Check every line below for the word "label" and copy each one that has it.

Page and application data records
%%

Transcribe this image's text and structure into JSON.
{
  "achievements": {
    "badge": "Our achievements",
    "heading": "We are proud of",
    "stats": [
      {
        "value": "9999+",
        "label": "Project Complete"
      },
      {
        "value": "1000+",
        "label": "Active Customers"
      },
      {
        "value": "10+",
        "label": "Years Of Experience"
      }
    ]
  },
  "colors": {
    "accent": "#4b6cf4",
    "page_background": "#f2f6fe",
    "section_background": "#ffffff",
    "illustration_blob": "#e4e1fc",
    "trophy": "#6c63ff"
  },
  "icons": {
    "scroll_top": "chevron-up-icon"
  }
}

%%
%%

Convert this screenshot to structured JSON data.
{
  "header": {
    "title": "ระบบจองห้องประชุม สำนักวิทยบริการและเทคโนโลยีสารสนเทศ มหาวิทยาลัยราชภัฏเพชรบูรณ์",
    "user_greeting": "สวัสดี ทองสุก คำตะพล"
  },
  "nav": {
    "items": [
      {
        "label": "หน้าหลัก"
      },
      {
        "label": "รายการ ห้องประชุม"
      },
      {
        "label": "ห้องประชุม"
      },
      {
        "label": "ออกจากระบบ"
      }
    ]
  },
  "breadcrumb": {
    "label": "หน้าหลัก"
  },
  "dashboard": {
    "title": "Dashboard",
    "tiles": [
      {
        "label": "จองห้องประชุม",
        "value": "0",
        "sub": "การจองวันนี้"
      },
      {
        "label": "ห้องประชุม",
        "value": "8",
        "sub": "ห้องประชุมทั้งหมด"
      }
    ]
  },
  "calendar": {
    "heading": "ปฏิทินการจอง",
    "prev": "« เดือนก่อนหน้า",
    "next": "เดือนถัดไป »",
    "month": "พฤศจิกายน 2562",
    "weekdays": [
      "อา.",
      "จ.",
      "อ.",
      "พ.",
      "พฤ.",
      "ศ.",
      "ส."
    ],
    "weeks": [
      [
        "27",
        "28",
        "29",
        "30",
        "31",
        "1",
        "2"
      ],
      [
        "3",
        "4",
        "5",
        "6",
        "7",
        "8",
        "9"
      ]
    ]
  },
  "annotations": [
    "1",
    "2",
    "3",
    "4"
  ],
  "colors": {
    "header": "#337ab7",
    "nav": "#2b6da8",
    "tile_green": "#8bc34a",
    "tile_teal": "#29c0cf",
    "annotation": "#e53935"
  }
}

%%

# THE ANSWER:
        "label": "Project Complete"
        "label": "Active Customers"
        "label": "Years Of Experience"
        "label": "หน้าหลัก"
        "label": "รายการ ห้องประชุม"
        "label": "ห้องประชุม"
        "label": "ออกจากระบบ"
    "label": "หน้าหลัก"
        "label": "จองห้องประชุม",
        "label": "ห้องประชุม",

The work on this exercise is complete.